Photo courtesy of Charles Paddock Zoo In terms of species diversity and endemism, the Indo-Burma Biodiversity Hotspot is one of the most biologically important regions of the planet. This Malayan tiger, named Menderu, was born in captivity in 2008. Tigers are long-lived — this one could live to be 20 or 25 years in its captive home.

In San Luis Obispo County, you can find the Central Coast Aquarium in Avila Beach. Monday through Wednesday they stay busy with school education programs; they are open to the public Thursday through Sunday. The facility is also available for events and birthday parties by reservation. Look for their “Sharks After Dark” and other special events such as the “Catch of the Central Coast” fundraiser.

The Charles Paddock Zoo is located adjacent to Atascadero Lake Park in Atascadero. Founded in 1955 by Charles Paddock, a wildlife ranger who nursed wounded animals back to health, the zoo has grown to house more than 100 animals on five park-like acres. Although small, it is fully accredited by the Association of Zoos and Aquariums.

Photo courtesy of Charles Paddock Zoo These American Flamingos greet visitors at the entrance to Charles Paddock Zoo.

Based in Paso Robles, Zoo to You brings animal ambassadors everywhere from classrooms to boardrooms. Zoo to You trains abandoned or injured animals that are no longer able to survive in their wild habitats to be ambassadors for their species. Zoo to You’s programs include exotic wildlife as well as animals native to North America. Their programs are available throughout Central and Southern California.

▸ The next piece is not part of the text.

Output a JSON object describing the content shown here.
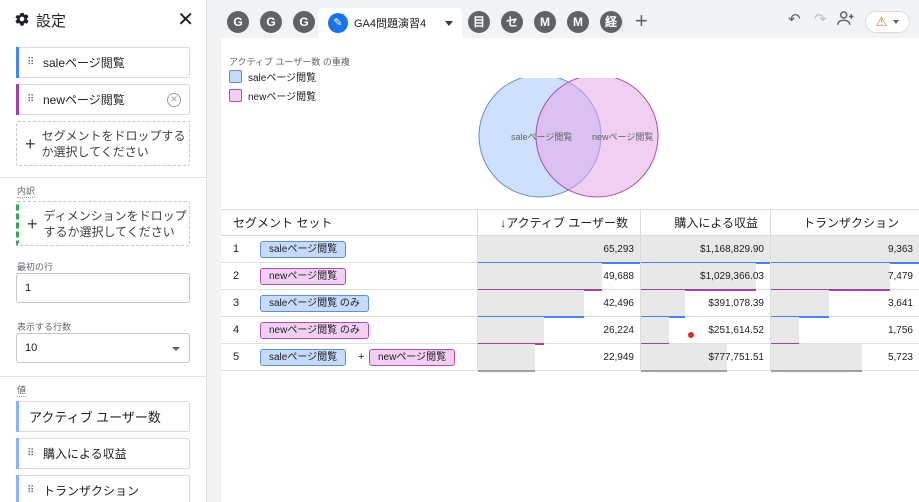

Ticket prices for these memory-making experiences are reasonable, so the next time you have a free weekend, say “Let’s go to the zoo!”

• America’s Teaching Zoo 7075 Campus Rd, Moorpark Open weekends from 11 am to 5 pm Tickets: Adults $9, Children and Seniors $7, members free For more: www.moorparkcollege.edu/teaching-zoo or (805) 378-1400

• Santa Barbara Museum of Natural History Sea Center at Stearns Wharf 211 Stearns Wharf, Santa Barbara Reopens early 2022 For more: sbnature.org/visit/sea-center

• Santa Barbara Zoo 500 Ninos Dr, Santa Barbara Open daily from 9:30 am to 5 pm. Tickets range from $14.95 to $19.95 (plus parking) For more: sbzoo.org or  (805) 962-6310

• Santa Barbara Bird Sanctuary 2430 Lillie Ave, Summerland Open Mon, Weds, Fri and Sat, 11 am to 3 pm Tickets range from $10 to $20 For more: sbbird.org or (805) 565-1807

• Central Coast Aquarium 50 San Juan St, Avila Beach Open Thursday through Sunday; check website for hours Tickets: Adults $8, children $5 For more: centralcoastaquarium.com or (805) 457-5357

• Charles Paddock Zoo 9100 Morro Rd, Atascadero Open daily 10 am to 5 pm Ticket prices range from $5 to $10 For more: charlespaddockzoo.org or (805) 461-5080

• Zoo to You conservationambassadors.org